No doubt inspired by the success of Amazon Prime, most major retailers are experimenting with membership programs, if not already rolling them out. Bed Bath & Beyond is looking at eliminating its coveted “20% off a single item” coupon that customers receive in the mail, online, or clip from a magazine. They have initiated an invitation-only, fee-based membership loyalty program that offers 20% off the entire purchase any time a member customer shops in one of its stores or online. Free shipping is included, of course. Given that membership fees have historically helped improve company’s margins, it’s a win-win combination—especially for those consumers who are already loyal shoppers. 20% off the entire purchase, every time? Sign me up!
- What Does My Garment Do?
One of the trends we covered among last year’s prognostications was “wearables,” the emergent blend of technology and fashion. There have been major advancements this year with more to follow in due course. Designers are hard at work creating gowns that use technology to glow in the dark and produce other special effects. With the advent of IBM’s Watson, apparel manufacturers are making garments that “think,” with fabrics that get lighter or heavier as the temperature changes from day to night. Nike just released self-lacing sneakers. We are only seeing the tip of the iceberg and it’s certainly one of the trends we’ll be watching in years to come.

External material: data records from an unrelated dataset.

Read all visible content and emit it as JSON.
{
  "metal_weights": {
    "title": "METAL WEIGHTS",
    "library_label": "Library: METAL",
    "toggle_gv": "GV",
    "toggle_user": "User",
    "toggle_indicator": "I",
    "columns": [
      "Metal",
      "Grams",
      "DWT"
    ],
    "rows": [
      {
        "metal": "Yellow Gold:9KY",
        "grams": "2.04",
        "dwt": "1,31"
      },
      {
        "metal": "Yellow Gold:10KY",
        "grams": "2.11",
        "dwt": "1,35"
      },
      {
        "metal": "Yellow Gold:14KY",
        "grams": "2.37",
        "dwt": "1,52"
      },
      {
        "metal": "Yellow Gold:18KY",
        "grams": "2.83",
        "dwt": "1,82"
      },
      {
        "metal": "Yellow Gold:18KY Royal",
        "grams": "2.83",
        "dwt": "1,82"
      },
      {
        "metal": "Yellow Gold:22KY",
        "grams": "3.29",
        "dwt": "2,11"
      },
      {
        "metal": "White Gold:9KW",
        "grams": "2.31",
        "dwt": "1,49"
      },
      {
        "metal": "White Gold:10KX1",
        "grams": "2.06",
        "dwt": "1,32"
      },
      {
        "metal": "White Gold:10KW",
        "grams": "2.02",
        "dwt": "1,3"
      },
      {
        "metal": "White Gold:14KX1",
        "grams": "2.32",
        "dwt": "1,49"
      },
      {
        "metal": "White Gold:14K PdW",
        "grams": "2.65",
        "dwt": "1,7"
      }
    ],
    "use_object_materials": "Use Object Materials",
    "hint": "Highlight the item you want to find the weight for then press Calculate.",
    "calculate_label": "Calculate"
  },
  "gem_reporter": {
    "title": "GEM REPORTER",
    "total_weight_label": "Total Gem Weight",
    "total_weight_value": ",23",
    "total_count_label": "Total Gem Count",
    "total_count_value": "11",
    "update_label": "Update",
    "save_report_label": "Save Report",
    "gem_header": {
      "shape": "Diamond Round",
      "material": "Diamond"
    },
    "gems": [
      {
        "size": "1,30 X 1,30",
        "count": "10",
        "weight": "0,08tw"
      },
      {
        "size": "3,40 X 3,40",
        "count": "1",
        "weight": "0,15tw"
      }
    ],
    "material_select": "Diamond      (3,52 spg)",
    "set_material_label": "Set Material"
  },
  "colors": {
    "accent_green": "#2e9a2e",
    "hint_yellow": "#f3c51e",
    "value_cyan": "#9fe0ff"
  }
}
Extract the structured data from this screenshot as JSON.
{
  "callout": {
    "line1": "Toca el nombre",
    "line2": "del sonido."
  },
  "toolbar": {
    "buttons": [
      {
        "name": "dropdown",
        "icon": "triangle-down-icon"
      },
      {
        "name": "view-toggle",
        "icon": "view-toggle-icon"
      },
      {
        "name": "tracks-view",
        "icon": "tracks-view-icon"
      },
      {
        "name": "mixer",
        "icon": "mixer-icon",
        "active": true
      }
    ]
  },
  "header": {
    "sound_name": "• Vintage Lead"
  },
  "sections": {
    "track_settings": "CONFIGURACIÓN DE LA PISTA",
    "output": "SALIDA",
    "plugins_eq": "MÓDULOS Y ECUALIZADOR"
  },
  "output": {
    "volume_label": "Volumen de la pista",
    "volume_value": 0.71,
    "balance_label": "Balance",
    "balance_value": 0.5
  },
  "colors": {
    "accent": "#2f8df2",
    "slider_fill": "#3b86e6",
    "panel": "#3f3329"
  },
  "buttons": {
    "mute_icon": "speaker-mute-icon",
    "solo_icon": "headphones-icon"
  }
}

Trends come and go, but 67% of U.S. consumers describe customer service as “very important” in their choice of, or loyalty to, a brand. According to Microsoft’s 2016 State of Global Customer Service Report, 55% of customers have higher expectations for service today than they did a year ago. With transactions “de-humanized” through innovation, the human element is even more central. Embrace the noteworthy 2017 trends, run with the changes, and remember: any channel can employ the human connection.